Tools for measuring carbon sequestration emphasise wetlands’ role in climate change mitigation, while biodiversity assessments before and after restoration gauge success and guide future strategies, ensuring a comprehensive approach to wetland preservation.
ICLEI South Asia’s efforts for Wetland Restoration
ICLEI South Asia has been actively involved in several initiatives focused on wetland restoration and sustainable development in urban areas.
One notable project is the development of a feasibility report for the restoration of Pandarachirathod Canal in Kochi, using green-grey infrastructure, with the support of Swiss Re Foundation, and in partnership with bechtel.org and Swiss Re. The canal, once vibrant and essential for various activities including irrigation, fishing, and transportation, has been impacted negatively by urban expansion and pollution, thereby affecting the overall quality of life and eco-tourism.

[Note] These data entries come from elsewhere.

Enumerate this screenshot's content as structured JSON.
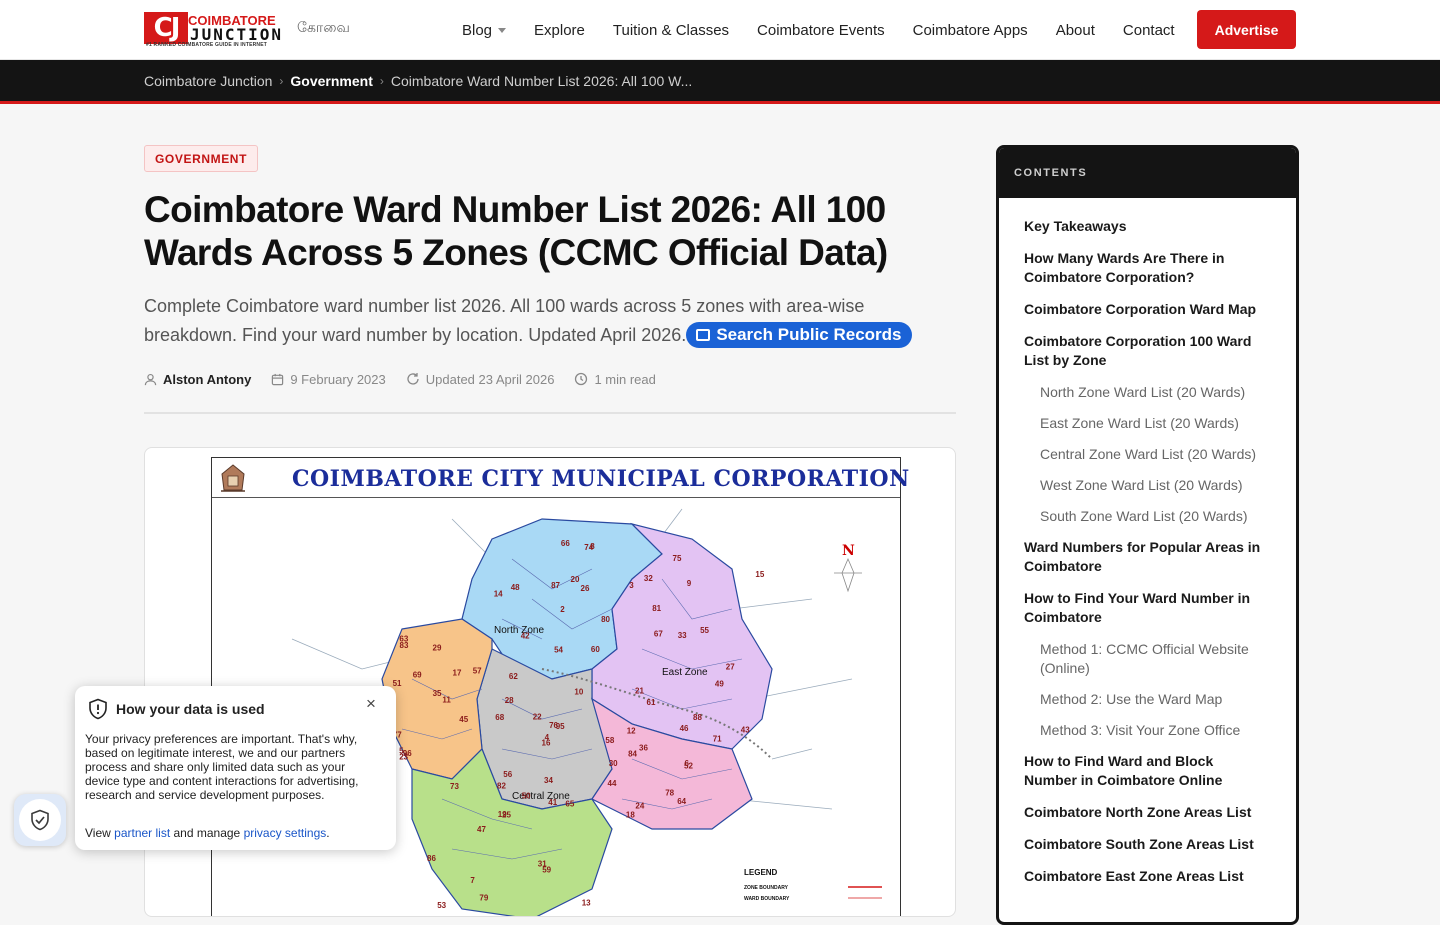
{
  "header": {
    "logo_top": "COIMBATORE",
    "logo_bottom": "JUNCTION",
    "logo_mark": "CJ",
    "logo_tagline": "#1 RANKED COIMBATORE GUIDE IN INTERNET",
    "logo_tamil": "கோவை",
    "nav": [
      {
        "label": "Blog",
        "has_dropdown": true
      },
      {
        "label": "Explore"
      },
      {
        "label": "Tuition & Classes"
      },
      {
        "label": "Coimbatore Events"
      },
      {
        "label": "Coimbatore Apps"
      },
      {
        "label": "About"
      },
      {
        "label": "Contact"
      }
    ],
    "advertise_label": "Advertise"
  },
  "breadcrumb": {
    "items": [
      "Coimbatore Junction",
      "Government",
      "Coimbatore Ward Number List 2026: All 100 W..."
    ]
  },
  "article": {
    "category": "GOVERNMENT",
    "title": "Coimbatore Ward Number List 2026: All 100 Wards Across 5 Zones (CCMC Official Data)",
    "intro": "Complete Coimbatore ward number list 2026. All 100 wards across 5 zones with area-wise breakdown. Find your ward number by location. Updated April 2026.",
    "search_button": "Search Public Records",
    "author": "Alston Antony",
    "published": "9 February 2023",
    "updated_label": "Updated",
    "updated": "23 April 2026",
    "read_time": "1 min read"
  },
  "map": {
    "title": "COIMBATORE CITY MUNICIPAL CORPORATION",
    "north": "N",
    "zones": [
      "North Zone",
      "East Zone",
      "Central Zone"
    ],
    "legend_title": "LEGEND",
    "legend_items": [
      "ZONE BOUNDARY",
      "WARD BOUNDARY"
    ],
    "ward_numbers": [
      "2",
      "3",
      "4",
      "5",
      "6",
      "7",
      "8",
      "9",
      "10",
      "11",
      "12",
      "13",
      "14",
      "15",
      "16",
      "17",
      "18",
      "19",
      "20",
      "21",
      "22",
      "23",
      "24",
      "25",
      "26",
      "27",
      "28",
      "29",
      "30",
      "31",
      "32",
      "33",
      "34",
      "35",
      "36",
      "41",
      "42",
      "43",
      "44",
      "45",
      "46",
      "47",
      "48",
      "49",
      "50",
      "51",
      "52",
      "53",
      "54",
      "55",
      "56",
      "57",
      "58",
      "59",
      "60",
      "61",
      "62",
      "63",
      "64",
      "65",
      "66",
      "67",
      "68",
      "69",
      "71",
      "73",
      "74",
      "75",
      "76",
      "77",
      "78",
      "79",
      "80",
      "81",
      "82",
      "83",
      "84",
      "86",
      "87",
      "88",
      "95",
      "96"
    ]
  },
  "toc": {
    "heading": "CONTENTS",
    "items": [
      {
        "label": "Key Takeaways",
        "level": 1
      },
      {
        "label": "How Many Wards Are There in Coimbatore Corporation?",
        "level": 1
      },
      {
        "label": "Coimbatore Corporation Ward Map",
        "level": 1
      },
      {
        "label": "Coimbatore Corporation 100 Ward List by Zone",
        "level": 1
      },
      {
        "label": "North Zone Ward List (20 Wards)",
        "level": 2
      },
      {
        "label": "East Zone Ward List (20 Wards)",
        "level": 2
      },
      {
        "label": "Central Zone Ward List (20 Wards)",
        "level": 2
      },
      {
        "label": "West Zone Ward List (20 Wards)",
        "level": 2
      },
      {
        "label": "South Zone Ward List (20 Wards)",
        "level": 2
      },
      {
        "label": "Ward Numbers for Popular Areas in Coimbatore",
        "level": 1
      },
      {
        "label": "How to Find Your Ward Number in Coimbatore",
        "level": 1
      },
      {
        "label": "Method 1: CCMC Official Website (Online)",
        "level": 2
      },
      {
        "label": "Method 2: Use the Ward Map",
        "level": 2
      },
      {
        "label": "Method 3: Visit Your Zone Office",
        "level": 2
      },
      {
        "label": "How to Find Ward and Block Number in Coimbatore Online",
        "level": 1
      },
      {
        "label": "Coimbatore North Zone Areas List",
        "level": 1
      },
      {
        "label": "Coimbatore South Zone Areas List",
        "level": 1
      },
      {
        "label": "Coimbatore East Zone Areas List",
        "level": 1
      }
    ]
  },
  "privacy": {
    "title": "How your data is used",
    "body": "Your privacy preferences are important. That's why, based on legitimate interest, we and our partners process and share only limited data such as your device type and content interactions for advertising, research and service development purposes.",
    "foot_prefix": "View ",
    "partner_link": "partner list",
    "foot_middle": " and manage ",
    "settings_link": "privacy settings",
    "foot_suffix": "."
  },
  "colors": {
    "brand_red": "#d51919",
    "dark": "#141414",
    "link_blue": "#1a62d6",
    "north_zone": "#a9d9f5",
    "east_zone": "#e3c3f3",
    "central_zone": "#c9c9c9",
    "west_zone": "#f7c489",
    "south_zone": "#b8e08a"
  }
}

In the Federal Environment and Consumer Protection Ministry (BMUV) supported The International Climate Initiative (IKI) – Integrated sub-national action for biodiversity: Supporting implementation of National Biodiversity Strategy and Action Plans through the mainstreaming of biodiversity objectives across city regions (INTERACT-Bio project), the Local Biodiversity Strategy and Action Plan (LBSAP) for Kochi has been developed by ICLEI South Asia. The city has identified 9 critical ecosystems in the LBSAP, of which canals is one. The LBSAP further lays out steps on restoration of all the critical ecosystems, including the canals. Pilot restoration of the Thevara- Pandanur canal has been taken up through this project. Organic waste dumping is the major cause of pollution in this canal. In order to address the same, an organic waste composter (1TPD) has been established. The compost generated will be used in the gardens and lawns maintained by Kochi Municipal Corporation. Green infrastructure, in the form of floating wetlands, are also planned to be installed in the canal.
ICLEI South Asia is also studying the ecosystem services provided by a restored urban wetland. This project is supported by the HCL Foundation. The work aims at estimating the ecosystem services provided by a wetland in Police Lines, Greater Noida, which has been ecologically restored by HCL Foundation through other partners.

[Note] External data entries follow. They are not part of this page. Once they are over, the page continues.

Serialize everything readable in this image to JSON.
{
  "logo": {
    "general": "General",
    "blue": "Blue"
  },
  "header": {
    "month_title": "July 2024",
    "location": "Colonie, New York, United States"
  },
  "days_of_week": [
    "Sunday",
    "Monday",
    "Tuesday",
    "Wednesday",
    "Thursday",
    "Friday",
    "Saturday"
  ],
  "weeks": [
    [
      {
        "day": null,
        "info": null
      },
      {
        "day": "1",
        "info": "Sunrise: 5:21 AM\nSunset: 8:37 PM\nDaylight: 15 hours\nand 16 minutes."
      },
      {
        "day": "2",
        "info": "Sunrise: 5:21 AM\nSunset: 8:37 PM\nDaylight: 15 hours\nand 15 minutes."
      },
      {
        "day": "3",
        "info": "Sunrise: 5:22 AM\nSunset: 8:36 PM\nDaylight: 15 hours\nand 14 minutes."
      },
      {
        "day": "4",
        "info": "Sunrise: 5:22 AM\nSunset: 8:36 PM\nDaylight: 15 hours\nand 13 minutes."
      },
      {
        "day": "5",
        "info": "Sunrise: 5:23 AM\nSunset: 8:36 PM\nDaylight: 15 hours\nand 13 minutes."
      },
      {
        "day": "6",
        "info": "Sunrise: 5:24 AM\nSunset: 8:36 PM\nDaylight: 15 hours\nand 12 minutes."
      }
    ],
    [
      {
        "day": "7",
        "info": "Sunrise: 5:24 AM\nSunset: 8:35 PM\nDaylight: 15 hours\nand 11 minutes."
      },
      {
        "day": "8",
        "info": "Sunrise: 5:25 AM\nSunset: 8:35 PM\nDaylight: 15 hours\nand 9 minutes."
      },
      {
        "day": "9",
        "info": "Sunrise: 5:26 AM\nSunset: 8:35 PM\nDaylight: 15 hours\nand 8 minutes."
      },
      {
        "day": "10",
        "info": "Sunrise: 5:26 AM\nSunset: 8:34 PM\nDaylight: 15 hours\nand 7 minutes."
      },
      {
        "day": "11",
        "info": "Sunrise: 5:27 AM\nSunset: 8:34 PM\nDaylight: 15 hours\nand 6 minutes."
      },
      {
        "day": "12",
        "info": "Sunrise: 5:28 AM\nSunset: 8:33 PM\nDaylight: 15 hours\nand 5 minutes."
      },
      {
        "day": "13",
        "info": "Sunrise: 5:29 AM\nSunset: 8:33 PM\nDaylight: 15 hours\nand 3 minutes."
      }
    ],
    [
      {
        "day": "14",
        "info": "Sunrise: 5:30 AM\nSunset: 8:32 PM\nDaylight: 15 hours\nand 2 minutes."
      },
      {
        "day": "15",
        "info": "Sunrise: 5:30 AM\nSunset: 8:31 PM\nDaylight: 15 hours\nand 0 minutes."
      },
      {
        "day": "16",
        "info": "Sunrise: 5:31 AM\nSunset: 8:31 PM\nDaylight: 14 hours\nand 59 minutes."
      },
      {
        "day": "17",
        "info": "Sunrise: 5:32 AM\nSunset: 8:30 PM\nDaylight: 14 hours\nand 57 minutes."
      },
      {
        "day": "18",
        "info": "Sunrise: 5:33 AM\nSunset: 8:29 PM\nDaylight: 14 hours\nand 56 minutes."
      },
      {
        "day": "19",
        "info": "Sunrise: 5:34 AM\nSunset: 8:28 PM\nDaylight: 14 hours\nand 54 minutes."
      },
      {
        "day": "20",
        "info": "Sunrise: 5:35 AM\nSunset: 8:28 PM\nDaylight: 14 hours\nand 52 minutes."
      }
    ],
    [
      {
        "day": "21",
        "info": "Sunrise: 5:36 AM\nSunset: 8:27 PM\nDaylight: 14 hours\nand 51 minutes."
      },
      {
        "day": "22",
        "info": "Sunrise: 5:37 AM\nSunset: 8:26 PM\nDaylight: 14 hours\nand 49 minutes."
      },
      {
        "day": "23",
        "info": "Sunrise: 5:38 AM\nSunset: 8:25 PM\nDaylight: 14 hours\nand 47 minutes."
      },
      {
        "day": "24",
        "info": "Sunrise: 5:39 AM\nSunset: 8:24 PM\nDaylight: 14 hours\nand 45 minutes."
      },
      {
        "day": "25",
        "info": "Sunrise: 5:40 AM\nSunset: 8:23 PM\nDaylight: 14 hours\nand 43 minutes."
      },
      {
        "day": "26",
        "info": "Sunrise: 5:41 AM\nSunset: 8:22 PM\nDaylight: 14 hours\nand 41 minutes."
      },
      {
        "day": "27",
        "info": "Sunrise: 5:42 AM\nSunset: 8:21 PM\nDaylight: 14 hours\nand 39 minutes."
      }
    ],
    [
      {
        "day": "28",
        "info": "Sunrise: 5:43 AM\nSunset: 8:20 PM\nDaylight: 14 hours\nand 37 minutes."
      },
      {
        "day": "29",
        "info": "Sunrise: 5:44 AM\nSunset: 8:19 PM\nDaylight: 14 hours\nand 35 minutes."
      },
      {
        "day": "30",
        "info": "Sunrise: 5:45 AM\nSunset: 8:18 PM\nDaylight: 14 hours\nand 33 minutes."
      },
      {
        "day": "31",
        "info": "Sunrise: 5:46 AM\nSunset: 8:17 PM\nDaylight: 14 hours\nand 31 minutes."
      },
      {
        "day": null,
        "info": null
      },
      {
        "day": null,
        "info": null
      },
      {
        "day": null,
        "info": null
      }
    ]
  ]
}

In a project supported by the International Development Research Centre (IDRC), ICLEI South Asia supported the rejuvenation of Ekrukh Lake in Solapur, using constructed wetlands. This served as an example of wetland restoration and water governance on a rural-urban platform. Ekrukh Lake falls under the jurisdiction of the district authorities and is surrounded by villages. Solapur city receives a major portion of its water from this lake.

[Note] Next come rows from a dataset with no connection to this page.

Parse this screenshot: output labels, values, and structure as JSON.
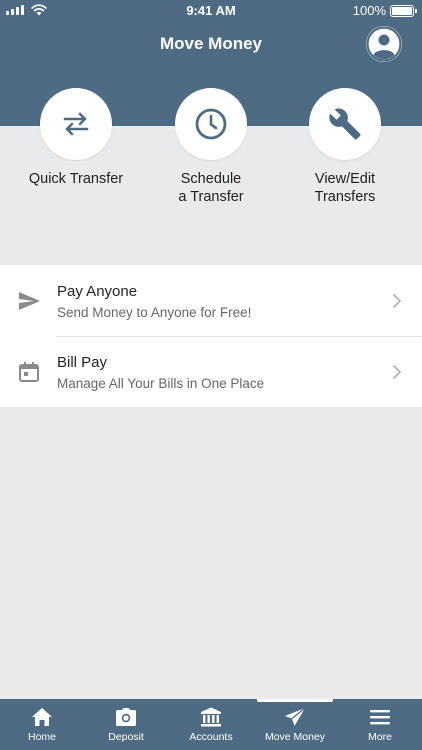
{
  "status_bar": {
    "time": "9:41 AM",
    "battery": "100%"
  },
  "header": {
    "title": "Move Money"
  },
  "quick_actions": [
    {
      "label": "Quick Transfer",
      "icon": "swap-arrows-icon"
    },
    {
      "label": "Schedule\na Transfer",
      "icon": "clock-icon"
    },
    {
      "label": "View/Edit\nTransfers",
      "icon": "wrench-icon"
    }
  ],
  "list": [
    {
      "title": "Pay Anyone",
      "subtitle": "Send Money to Anyone for Free!",
      "icon": "send-icon"
    },
    {
      "title": "Bill Pay",
      "subtitle": "Manage All Your Bills in One Place",
      "icon": "calendar-icon"
    }
  ],
  "tabs": [
    {
      "label": "Home",
      "icon": "home-icon"
    },
    {
      "label": "Deposit",
      "icon": "camera-icon"
    },
    {
      "label": "Accounts",
      "icon": "bank-icon"
    },
    {
      "label": "Move Money",
      "icon": "send-icon",
      "active": true
    },
    {
      "label": "More",
      "icon": "menu-icon"
    }
  ],
  "colors": {
    "primary": "#4e6b83",
    "background": "#e9eaec",
    "surface": "#ffffff"
  }
}
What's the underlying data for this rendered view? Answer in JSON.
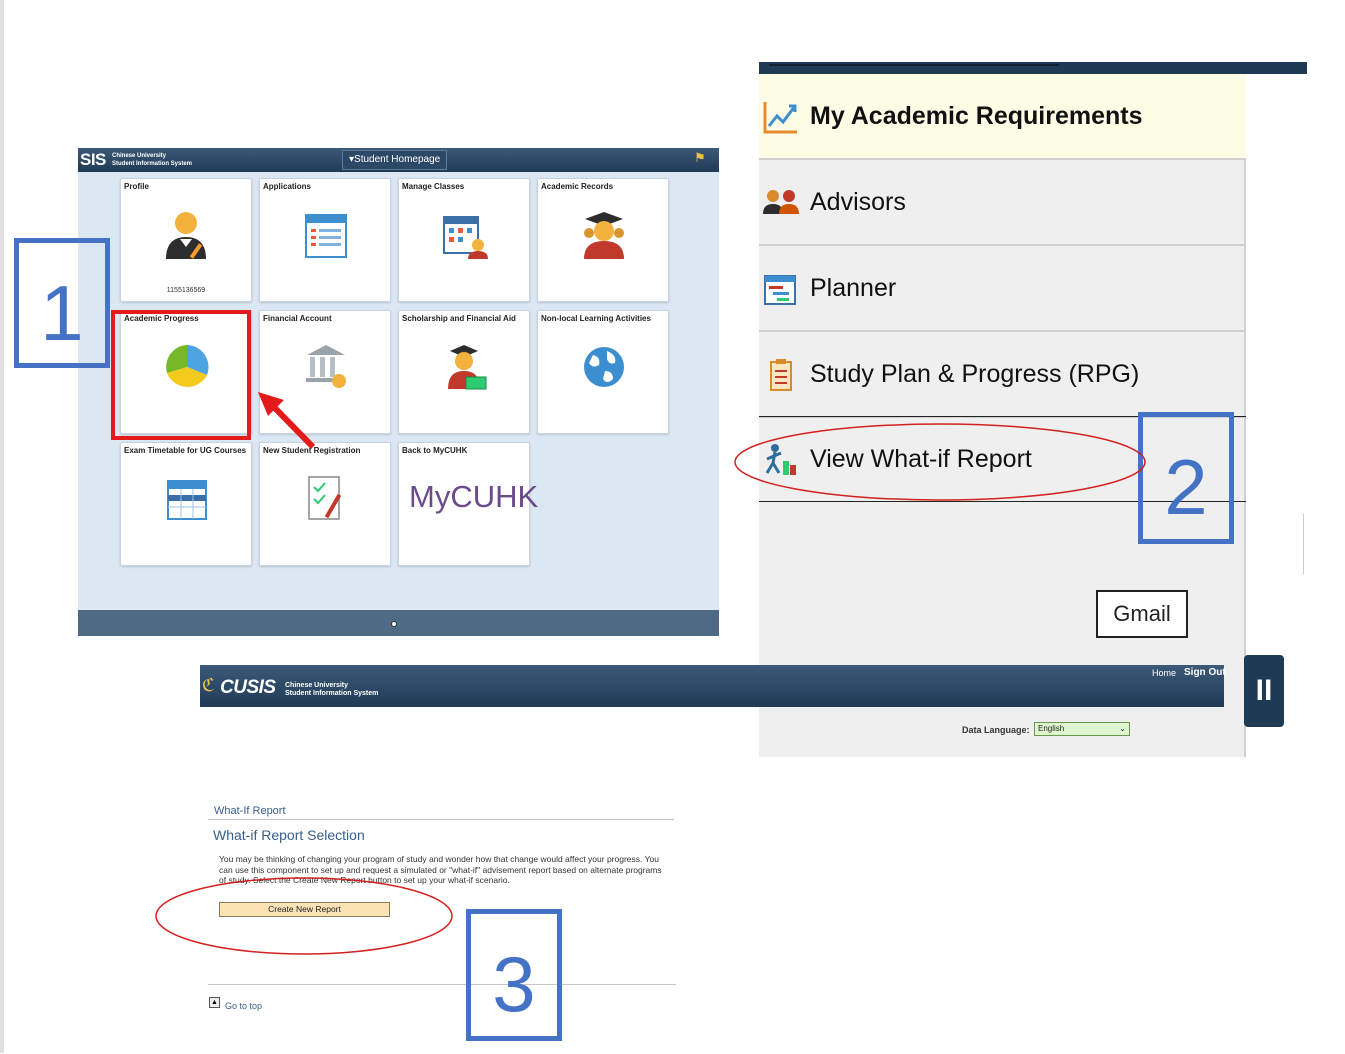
{
  "panel1": {
    "logo": "SIS",
    "logo_sub": "Chinese University\nStudent Information System",
    "nav_label": "Student Homepage",
    "tiles": [
      {
        "title": "Profile",
        "icon": "person-icon",
        "extra": "1155136569"
      },
      {
        "title": "Applications",
        "icon": "form-icon"
      },
      {
        "title": "Manage Classes",
        "icon": "calendar-student-icon"
      },
      {
        "title": "Academic Records",
        "icon": "graduate-icon"
      },
      {
        "title": "Academic Progress",
        "icon": "pie-chart-icon"
      },
      {
        "title": "Financial Account",
        "icon": "bank-icon"
      },
      {
        "title": "Scholarship and Financial Aid",
        "icon": "scholarship-icon"
      },
      {
        "title": "Non-local Learning Activities",
        "icon": "globe-icon"
      },
      {
        "title": "Exam Timetable for UG Courses",
        "icon": "calendar-icon"
      },
      {
        "title": "New Student Registration",
        "icon": "registration-icon"
      },
      {
        "title": "Back to MyCUHK",
        "icon": "mycuhk-logo"
      }
    ],
    "mycuhk_logo": "MyCUHK"
  },
  "steps": {
    "one": "1",
    "two": "2",
    "three": "3"
  },
  "panel2": {
    "menu": [
      {
        "label": "My Academic Requirements",
        "icon": "trend-chart-icon",
        "active": true
      },
      {
        "label": "Advisors",
        "icon": "people-icon"
      },
      {
        "label": "Planner",
        "icon": "planner-icon"
      },
      {
        "label": "Study Plan & Progress (RPG)",
        "icon": "clipboard-icon"
      },
      {
        "label": "View What-if Report",
        "icon": "whatif-icon"
      }
    ],
    "gmail": "Gmail"
  },
  "panel3": {
    "logo": "CUSIS",
    "logo_sub": "Chinese University\nStudent Information System",
    "home": "Home",
    "sign_out": "Sign Out",
    "data_language_label": "Data Language:",
    "data_language_value": "English",
    "breadcrumb": "What-If Report",
    "title": "What-if Report Selection",
    "description": "You may be thinking of changing your program of study and wonder how that change would affect your progress. You can use this component to set up and request a simulated or \"what-if\" advisement report based on alternate programs of study. Select the Create New Report button to set up your what-if scenario.",
    "create_button": "Create New Report",
    "go_to_top": "Go to top"
  },
  "colors": {
    "accent_blue": "#4472c4",
    "highlight_red": "#e31b1b",
    "header_navy": "#1f3a55"
  }
}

With support from Azim Premji University, ICLEI South Asia is carrying out research on urban khazans in Goa and their role in sustainable development. The project aims at the development of a strategy and action plan to mainstream urban khazans into urban planning. Urban khazans are traditional coastal wetland systems used for agriculture, aquaculture, and salt production, characterised by their rich cultural significance and adapted for managing tidal waters and flooding in urban settings. Read more about urban khazans here.
The Way Forward
Looking ahead, wetland protection in India hinges on effective policy implementation, community involvement, and sustainable development practices. Emphasising education and awareness about the value and ecosystem services of wetlands, investing in research and restoration projects, and strengthening legal frameworks are crucial towards ensuring the longevity and health of these ecosystems.